As usual, Santana started off the 2007 season slowly, with a 6-6 record. By now, baseball fans expected Santana to heat up in the second half of the year, and he did. He compiled a 1.29 ERA between June 19 and July 16, and by mid-August he had a 12-9 record. However, the Twins were stuck in third place, behind the Detroit Tigers and Cleveland Indians, and Santana’s future with the team was uncertain. He broke off contract negotiations with the Twins in April and said he would not talk with them again until he became a free agent at the end of 2008. The Twins had reportedly offered him a contract extension of two or three years, fewer years than comparable players had signed to as free agents. The press speculated that Santana would leave the Twins after 2008, becoming the most sought-after player in the free agent market.
Sports Illustrated, October 21, 2002, p. 50; July 14, 2003, p. 119; August 30, 2004, p. 103; May 23, 2005, p. 42; August 22, 2005, p. 37; April 16, 2007, p. 70; July 16, 2007, p. 26.
Sports Illustrated for Kids, July 2007, p. 20.
Washington Post, November 17, 2006, p. E10.
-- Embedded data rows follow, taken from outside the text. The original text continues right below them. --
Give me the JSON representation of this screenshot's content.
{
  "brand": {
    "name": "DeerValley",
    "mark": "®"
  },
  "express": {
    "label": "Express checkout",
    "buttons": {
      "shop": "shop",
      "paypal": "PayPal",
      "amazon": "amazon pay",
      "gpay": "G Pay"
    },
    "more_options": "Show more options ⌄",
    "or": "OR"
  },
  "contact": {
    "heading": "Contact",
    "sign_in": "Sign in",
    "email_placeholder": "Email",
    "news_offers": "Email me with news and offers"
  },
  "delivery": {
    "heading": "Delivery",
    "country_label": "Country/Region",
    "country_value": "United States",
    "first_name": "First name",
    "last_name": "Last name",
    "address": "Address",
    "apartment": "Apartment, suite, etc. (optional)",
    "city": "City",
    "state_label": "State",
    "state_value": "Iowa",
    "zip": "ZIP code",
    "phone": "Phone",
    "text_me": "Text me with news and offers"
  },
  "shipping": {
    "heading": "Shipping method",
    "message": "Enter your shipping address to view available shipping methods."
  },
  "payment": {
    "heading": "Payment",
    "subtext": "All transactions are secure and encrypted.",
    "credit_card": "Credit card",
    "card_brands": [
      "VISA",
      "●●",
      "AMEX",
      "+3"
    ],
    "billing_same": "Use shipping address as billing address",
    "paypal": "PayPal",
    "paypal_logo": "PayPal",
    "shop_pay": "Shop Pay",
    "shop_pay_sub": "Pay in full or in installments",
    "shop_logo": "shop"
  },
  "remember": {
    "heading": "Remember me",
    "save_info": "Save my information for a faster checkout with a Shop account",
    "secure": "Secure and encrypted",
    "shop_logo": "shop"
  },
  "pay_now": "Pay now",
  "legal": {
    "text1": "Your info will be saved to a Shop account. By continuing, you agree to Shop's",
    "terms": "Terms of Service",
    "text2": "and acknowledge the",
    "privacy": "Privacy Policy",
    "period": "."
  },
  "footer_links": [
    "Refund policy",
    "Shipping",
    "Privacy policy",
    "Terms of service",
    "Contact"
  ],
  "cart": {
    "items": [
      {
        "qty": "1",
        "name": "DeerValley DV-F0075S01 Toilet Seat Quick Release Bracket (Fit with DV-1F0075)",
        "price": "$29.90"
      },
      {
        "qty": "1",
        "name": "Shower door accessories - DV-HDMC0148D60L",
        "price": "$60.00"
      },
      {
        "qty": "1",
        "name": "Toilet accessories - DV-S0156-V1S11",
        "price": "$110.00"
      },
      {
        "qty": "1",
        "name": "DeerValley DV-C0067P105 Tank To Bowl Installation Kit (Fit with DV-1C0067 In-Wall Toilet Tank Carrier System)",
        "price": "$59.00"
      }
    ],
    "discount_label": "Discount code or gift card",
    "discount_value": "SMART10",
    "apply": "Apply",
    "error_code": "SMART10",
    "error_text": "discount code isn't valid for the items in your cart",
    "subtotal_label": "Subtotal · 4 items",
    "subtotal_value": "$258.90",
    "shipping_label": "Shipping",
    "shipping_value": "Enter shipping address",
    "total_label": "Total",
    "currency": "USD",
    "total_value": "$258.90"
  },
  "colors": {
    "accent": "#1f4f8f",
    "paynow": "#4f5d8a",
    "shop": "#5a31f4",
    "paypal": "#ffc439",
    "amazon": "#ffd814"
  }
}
“MLB: Johan Santana Player Page,” SI.com; http://www.sportsillustrated.cnn.com/baseball/mlb/players/6441/ (August 18, 2007).